The past several years have seen an uptick in wildfires. Even more worrisome is the spread and subsequent damage of these fires. To oppose the mounting threat, some fire departments have turned to unmanned aircraft for an additional countermeasure. It’s an obvious decision, considering the advantage that UAS provides in an emergency operations scenario. In this article, we take a brief look at the applications of these aerial platforms in fighting wildfires.
As with any UAS program, the primary objective of a drone is to provide situational awareness. Residential fires and hazmat operations are, for the most part, contained. Unlike these incidents, wildfires are expansive incidents, capable of growing rapidly in minutes. Maintaining awareness is a real challenge. Manned aircraft often fulfill this need, but they are limited by weather and geography. Sometimes, they cannot fly close to the fires to overlook critical information.
Deploying a UAS during a wildfire fills that awareness gap. Whereas an incident commander may wait a while for air support, a UAS unit on-scene can launch immediately. From the initial attack, decision-makers have a birds-eye perspective of the burn area. This allows to predict the path of the fire and identify any structures in danger. Rather than being reactive, a UAS-equipped response is well-informed and proactive.
The Thermal Advantage
Incorporating a thermal payload significantly increases the benefit of a UAS. Smaller aircraft like the Mavic 2 Enterprise Advanced and Autel EVO II Dual have stabilized optical and thermal gimbals. Larger aircraft, such as the Matrice 300 RT, carry the H20-T, also a 3-in-1 payload. In short, it isn’t hard to find a platform with thermal capabilities.
Thermal cameras are so critical in these incidents because smoke obscures visibility. It typically hides the size of a fire, its direction, and other threats. Augmenting an optical camera with a thermal camera is one way of overcoming this challenge. Incident commanders remain aware of the incidents regardless of the conditions and make better decisions and decisions faster.

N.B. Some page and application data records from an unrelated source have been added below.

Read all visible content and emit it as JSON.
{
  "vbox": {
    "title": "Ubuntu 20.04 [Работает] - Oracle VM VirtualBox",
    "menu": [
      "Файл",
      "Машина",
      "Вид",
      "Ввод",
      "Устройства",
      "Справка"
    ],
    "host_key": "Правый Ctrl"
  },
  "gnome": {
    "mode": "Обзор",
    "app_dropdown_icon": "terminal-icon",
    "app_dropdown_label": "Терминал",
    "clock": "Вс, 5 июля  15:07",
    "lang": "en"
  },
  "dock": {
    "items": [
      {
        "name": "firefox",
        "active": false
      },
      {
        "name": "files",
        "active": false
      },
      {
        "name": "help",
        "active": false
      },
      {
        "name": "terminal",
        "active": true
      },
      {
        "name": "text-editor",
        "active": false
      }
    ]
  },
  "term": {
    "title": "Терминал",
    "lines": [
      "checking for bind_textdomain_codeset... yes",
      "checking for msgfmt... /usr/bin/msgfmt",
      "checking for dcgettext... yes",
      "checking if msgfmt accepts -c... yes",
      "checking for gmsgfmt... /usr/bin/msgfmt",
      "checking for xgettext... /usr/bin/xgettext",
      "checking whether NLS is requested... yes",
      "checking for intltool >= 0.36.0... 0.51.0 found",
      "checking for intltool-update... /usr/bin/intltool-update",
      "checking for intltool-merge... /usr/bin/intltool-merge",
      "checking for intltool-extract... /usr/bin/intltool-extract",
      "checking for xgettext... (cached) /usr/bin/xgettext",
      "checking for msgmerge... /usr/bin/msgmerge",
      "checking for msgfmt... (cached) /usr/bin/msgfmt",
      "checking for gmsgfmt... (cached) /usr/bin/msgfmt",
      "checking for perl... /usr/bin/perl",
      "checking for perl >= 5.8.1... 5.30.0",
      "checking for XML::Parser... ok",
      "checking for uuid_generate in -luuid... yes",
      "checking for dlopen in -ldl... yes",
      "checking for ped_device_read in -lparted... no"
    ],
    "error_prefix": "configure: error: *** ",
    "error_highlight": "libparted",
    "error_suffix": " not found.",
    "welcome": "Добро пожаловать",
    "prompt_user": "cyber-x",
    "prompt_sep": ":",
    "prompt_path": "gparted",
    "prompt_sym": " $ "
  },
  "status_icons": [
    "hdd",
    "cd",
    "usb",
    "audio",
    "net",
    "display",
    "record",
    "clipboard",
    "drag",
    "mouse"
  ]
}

As crews begin to clean up after a fire, UAS aircraft remain useful. With a thermal camera, crews identify hidden hot spots. It is critical to prevent a re-ignition for the safety of everyone involved. So, placing a thermal asset at a high vantage point is certainly effective.
After containing a wildfire, responders typically collect incident data to update wildfire models. An effective solution is a LiDAR mapping drone. Rapidly scanning a burn area, a mapping aircraft accurately reconstructs the area affected by the fire. Rather than relying on photos for damage assessments, the command uses a 3D map. Building damage, forest density, and geography are captured in full detail—information essential to understanding the severity of the incident.
A more specialized application, some drones are outfitted with prescribed burn kits. To meet resource management requirements, some departments are finding it advantageous to employ UAS in this role. While drip torches and flare guns are popular solutions, neither one is as efficient as what the IGNIS system by Drone Amplified promises. Dropping small chemical balls that ignite on the ground, a drone equipped with the IGNIS payload starts a prescribed burn quickly over a large area. Furthermore, it reaches areas inaccessible to ground crews and creates precise fire lines. In an active capacity, UAS solutions make resource management operations more efficient.
By now, you may be sold on the advantages of deploying a UAS for a wildfire response. However, some agencies with UAS programs have run into some challenges you need to be aware of. First, the airspace over a large wildfire is typically congested. Tanker aircraft, helicopters, and spotter planes are flying in and out of a very small airspace. The low visibility alone makes for a dangerous situation. Adding small unmanned aircraft to the mix significantly increases the risk of air collision. To reduce the chance of fatalities, UAS operators need to be aware of the other aerial assets. When UAS pilots lose awareness of their surroundings, an already bad situation becomes much worse.
The second challenge some agencies are facing is the issue of privacy. Much like law enforcement UAS programs, fire departments have faced some criticism for their use of unmanned aircraft. One such widely known fire department, for example, met some resistance when they deployed their UAS unit. Their response? Be transparent as possible. Learning lessons from failed programs, the department in question clearly outlined their procedure for the city committee while working with the ACLU to avoid privacy infringement. As a result, the program has matured since its inception.
Educating the public about your UAS program is the first step to ensuring its success in the future. Assuming the public will understand may raise some tough opposition from decision-makers.
Whether it be overwatch or prescribed burn operations, UAS units are extremely capable assets for combating wildfires. Even fire departments with air support units (ASUs) benefit from having another layer between an ASU and ground units. A rapidly-deployable platform generates a more complete picture of the incident, especially for isolated units.
As fire seasons grow in length, your department may want to consider leveraging an unmanned platform for wildfire response. FLYMOTION, as a provider of unmanned solutions, stands ready to assist in this initiative. Our extensive line of UAS solutions coupled with industry knowledge will ensure your agency is fully prepared. Interested? Check out our website, or contact us.